In the account of the Pentecostal gifting the first responsibility conferred on those who receive a share in the Lord's own Spirit, is to be witnesses to the mighty works of God before the Jerusalem crowds. Essentially it is that sort of responsibility that remains to the people of God. There is nothing, beyond worship itself, as basic to the Christian task as that of being witnesses to God before our fellow-men. And there was, above all other mighty works of God, the one that it was the first Christians' task and burden to share and proclaim: namely, the mighty work of the Resurrection of Jesus. This is a task that remains to the people of God today. If we are sharing the proclamation of the Resurrection of Christ, then that is evidence enough that the Spirit bestowed at Pentecost is received by us today.

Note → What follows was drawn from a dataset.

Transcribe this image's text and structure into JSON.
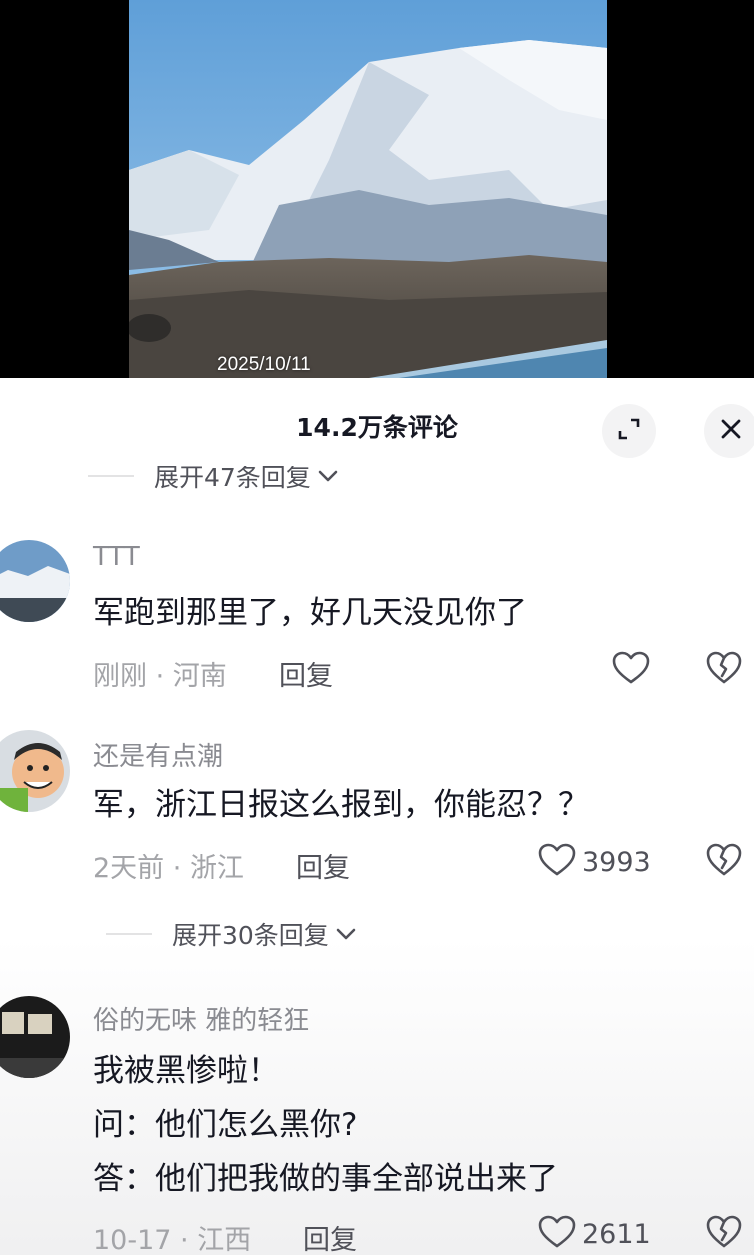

The whole Church of God is gathered round the Risen Lord in a blessed sharing of His Holy Spirit when we break bread in eucharistic worship, witness and proclamation, and this is the disposition of the Church that is appropriate to her New Covenant nature. This is the witness that is required to be poured forth upon the community. The atoning and healing work of the Body and Blood of Christ, sacrificed for us all, is the victorious fruit of Christ's Resurrection, without which the Cross must be wholly ineffectual for us. For the Church to witness, the Church must gather round her Lord. For that witness to continue in power, the Church must continue to be gathered and thus to share the Spirit that the Lord confers upon us. And if we share that Spirit, we share in the responsibility of proclaiming and conferring upon our community the new beginning of the forgiveness of sins. For, as St. John so marvellously encapsulates in our Gospel today, Jesus taught that the chief responsibility conferred upon us by the privilege of receiving the Holy Spirit is the responsibility of absolving all the sins of the world that can be forgiven. And thus human society can be made possible. This, unlike other prescriptions for society, is real and effectual, and is neither a modern nor an ancient utopia. Let us be about our responsibilities, thanking the Lord for His incomparable gift.

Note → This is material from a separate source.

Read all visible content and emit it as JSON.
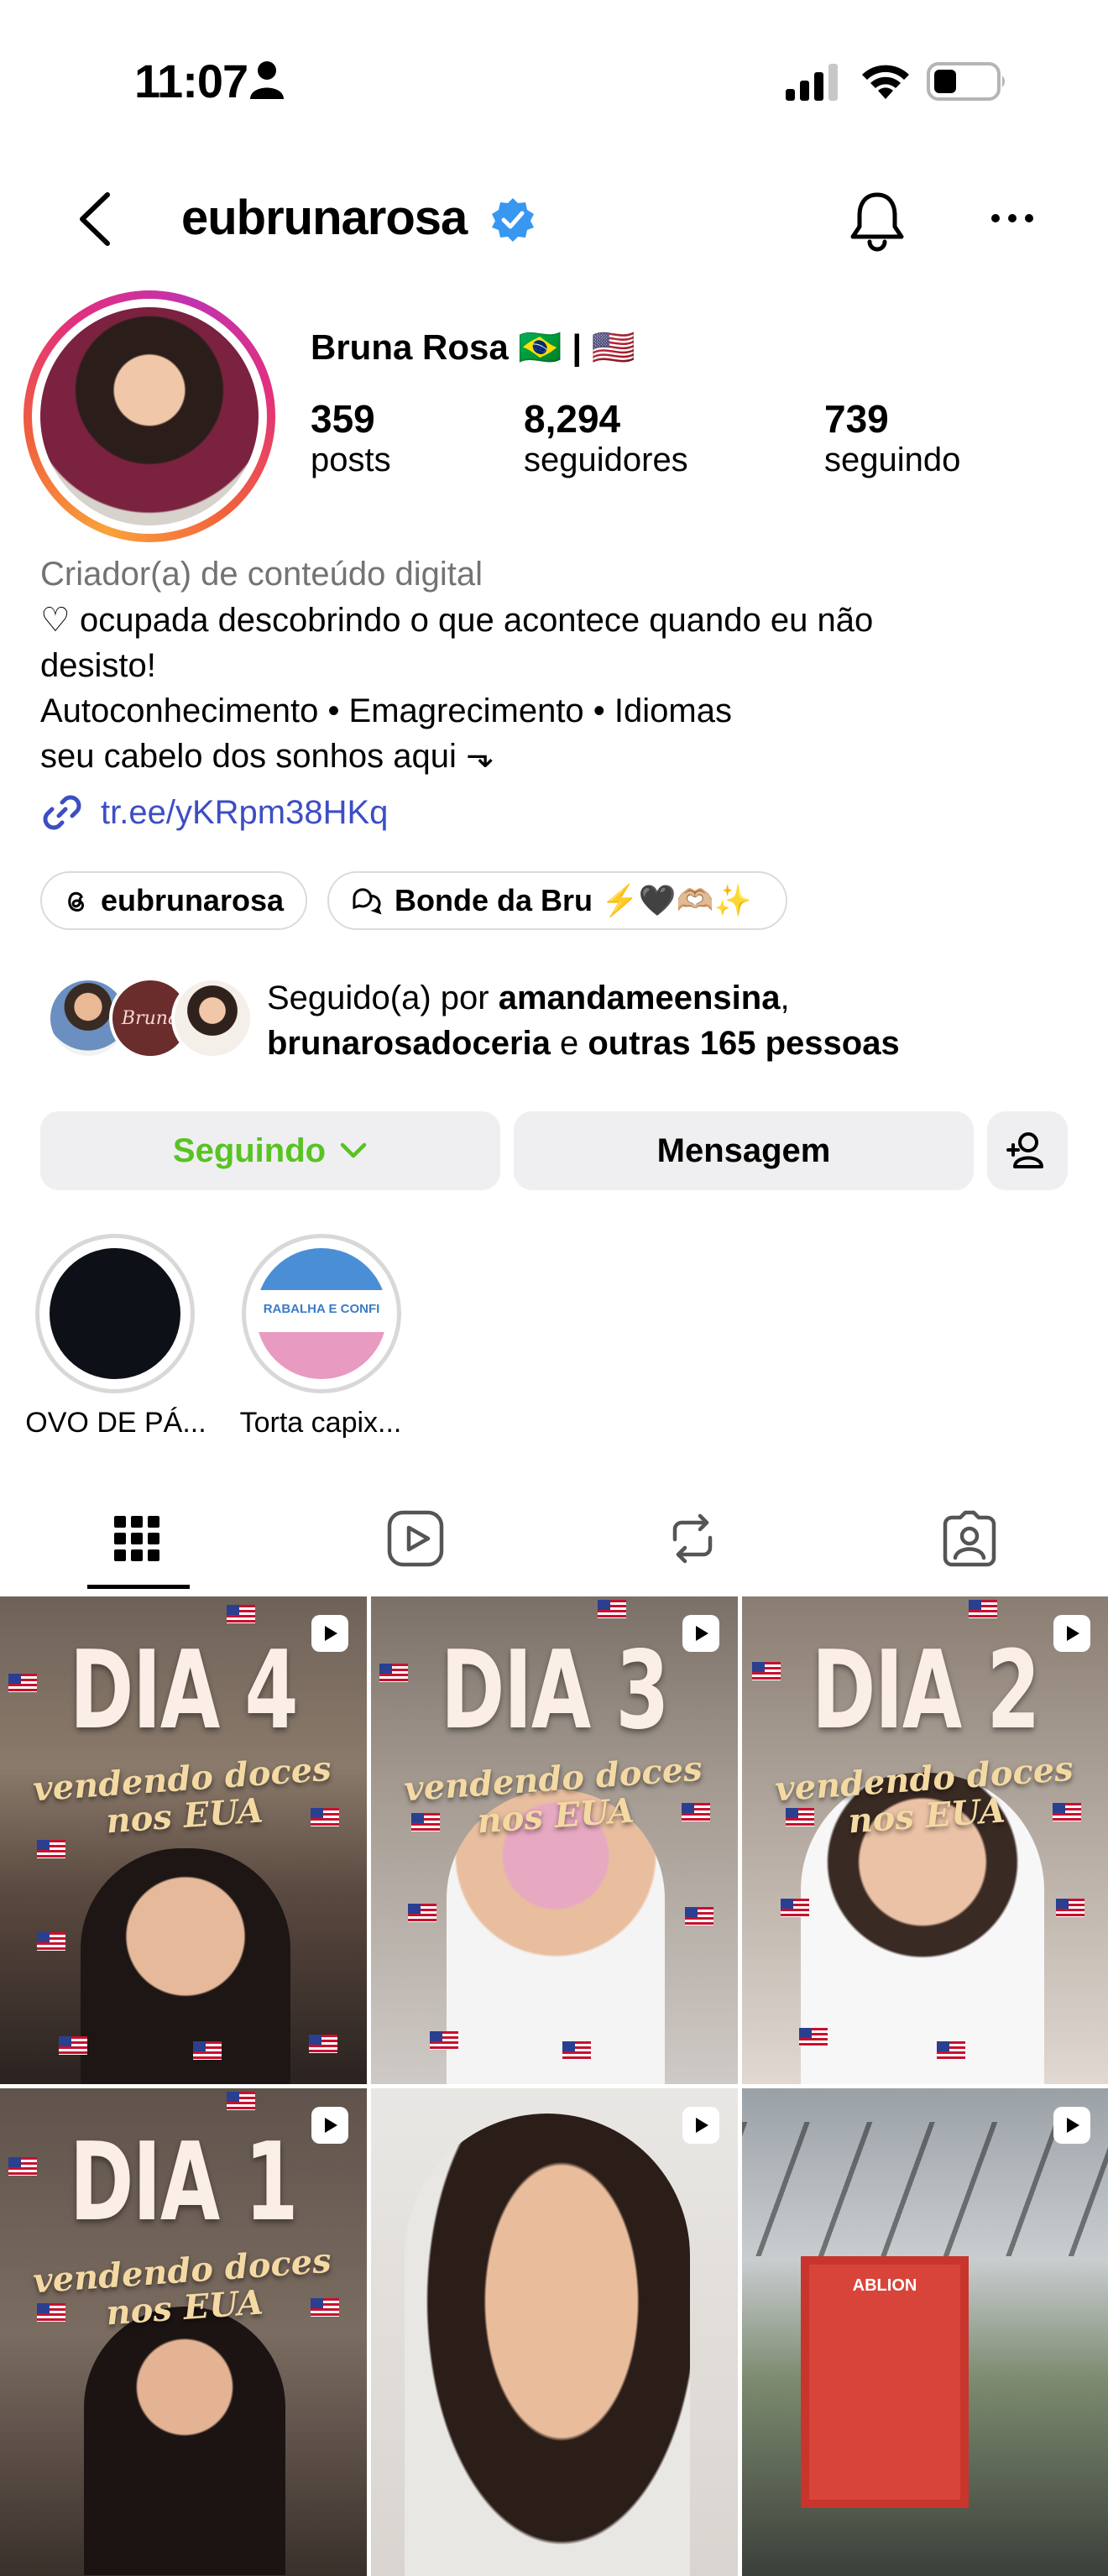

1. We can reasonably believe that the gifts at the post-Resurrection Pentecost matched the responsibility conferred at that time upon the disciples. Discuss the match. Compare this match with the situation described in Acts 10: 44ff.

2. Describe situations in which you believe that a gift of God was diverted from its generally intended effect. Can there be a "happy ending" in these circumstances?

3. In what ways are Pentecostal gifts being conferred on the Church today, and how may the corresponding responsibilities be best discharged?